    The diet of the Spotted Towhee consists mostly of insects like beetles, crickets and grasshoppers, caterpillars (and moths), spiders as well as bees and wasps and much more.  Spotted Towhees also eat nuts, seeds and grains including buckwheat, thistle, acorns, oats, wheat and corn.  Berries and fruit are also eaten by this species  they like raspberries, blackberries, and cherries.  They eat more insects in the spring and summer and more seeds, nuts, grains and fruit in the fall and winter.

    The preferred habitat of the Spotted Towhee is brushy thickets, woodland edges, pasturelands and agricultural areas, wetland areas and backyard gardens with grassy areas and plenty of shrubs.  Flowerbeds with large shrubs and decomposing leaves under them are favorite places for towhees to forage for food.  They will also make use of areas that have been logged.

    The Spotted Towhees nest is usually constructed on or near the ground.  It is made up of a depression in the ground, surrounded and filled with leaves, tree bark and grass.  The nest is built by the female after which she lays 3-5 eggs inside.  The pair raises their young together.
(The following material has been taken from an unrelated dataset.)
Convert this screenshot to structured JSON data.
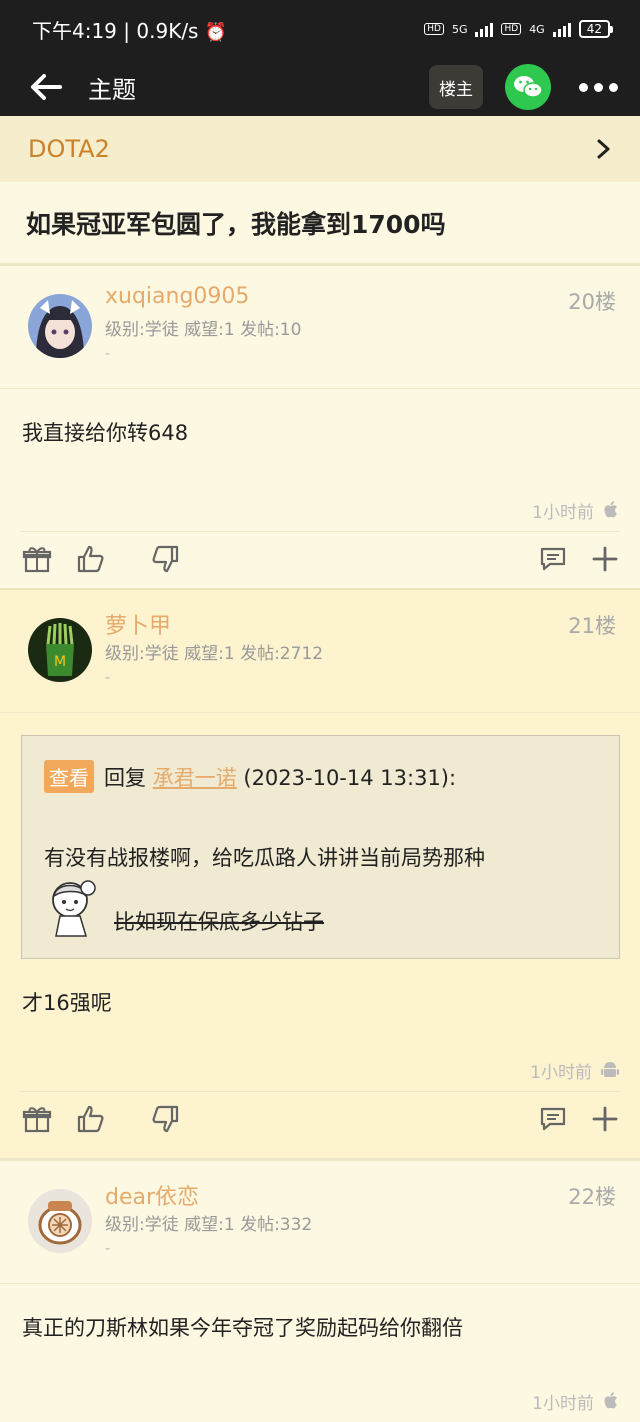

    In our area, Spotted Towhees are year round residents.  In other parts of their range across the Western United States, they may be only summer residents in the north and winter residents in the south.  Some towhees do not migrate; others are partially migratory.  They are distributed over the Western United States including Washington, Oregon, California, Nevada, Idaho, Montana, Wyoming, Utah, Arizona, New Mexico, as well as parts of Oklahoma, Kansas and Texas.  They can also be found in parts of Canada and Mexico.
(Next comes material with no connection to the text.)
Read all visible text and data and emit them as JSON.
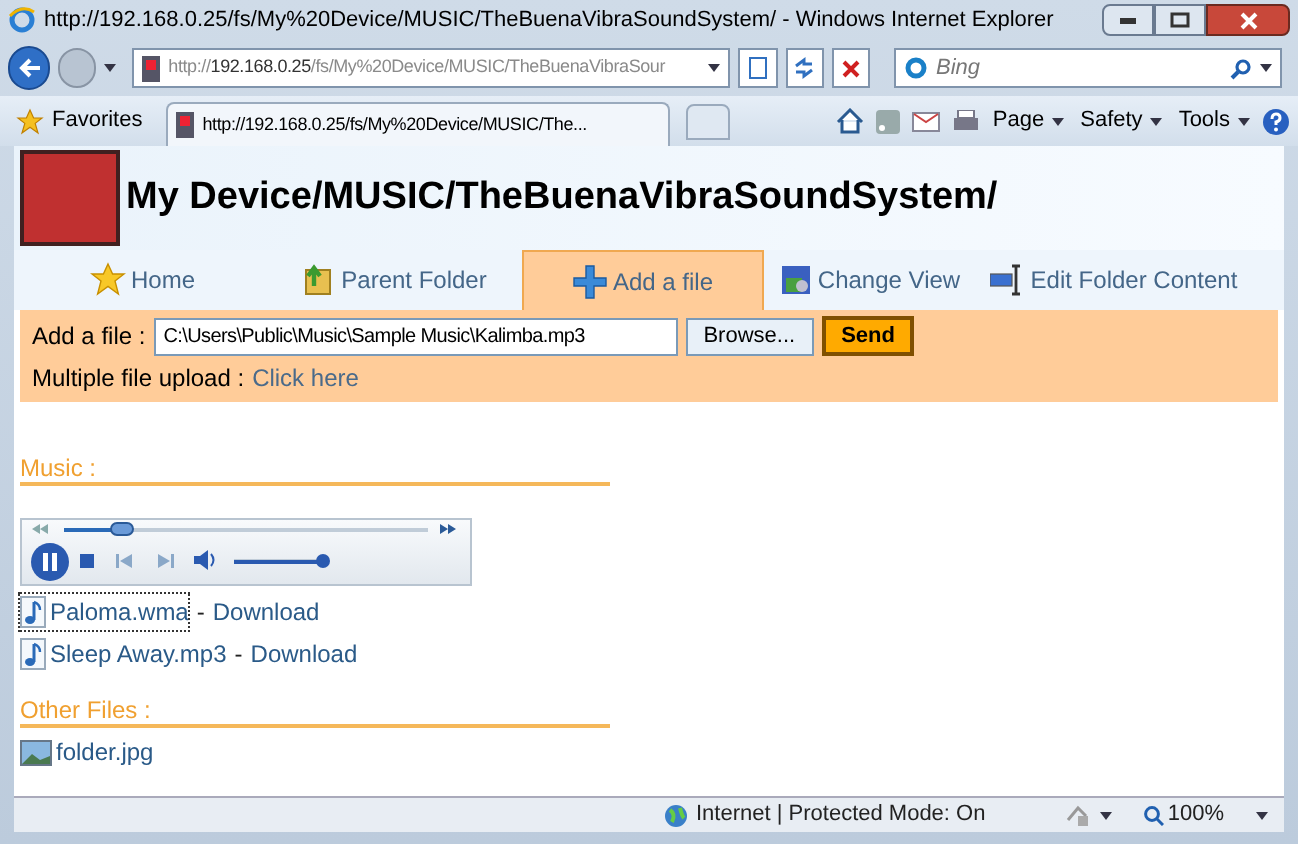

    As I was writing this article, I was thinking about how God takes care of us and how He takes care of the birds.  And the verses below came to mind.  Id like us to contemplate them as we close this month, because they tell us of the amazing love and care God has for each one of His creatures.  For that reason, I often think of these verses when I see my beloved towhee friends...

Matthew 10:29-31 Amplified

    Are not two little sparrows sold for a penny?  And yet not one of them will fall to the ground without your Father's leave (consent) and notice.  But even the very hairs of your head are all numbered.  Fear not then; you are of more value than many sparrows.

Meal time over - this little towhee looks ready for a nap!

   On these cold winter mornings, when I look out my window at the frozen world outside, glistening with frost like glitter I love to see how many little birds fly in and out of the bushes in our yard.  Its always a marvel to me how they go about their day, without a care in this world, all because they trust and know that their Creator provides for them.  We can have that same trust and confidence in God.  He truly will take care of you!

    In this new year, I think its important to keep our minds on the fact that we can trust God with our lives, with everything.  Happy New Year everyone!

    By, Jessi Wasell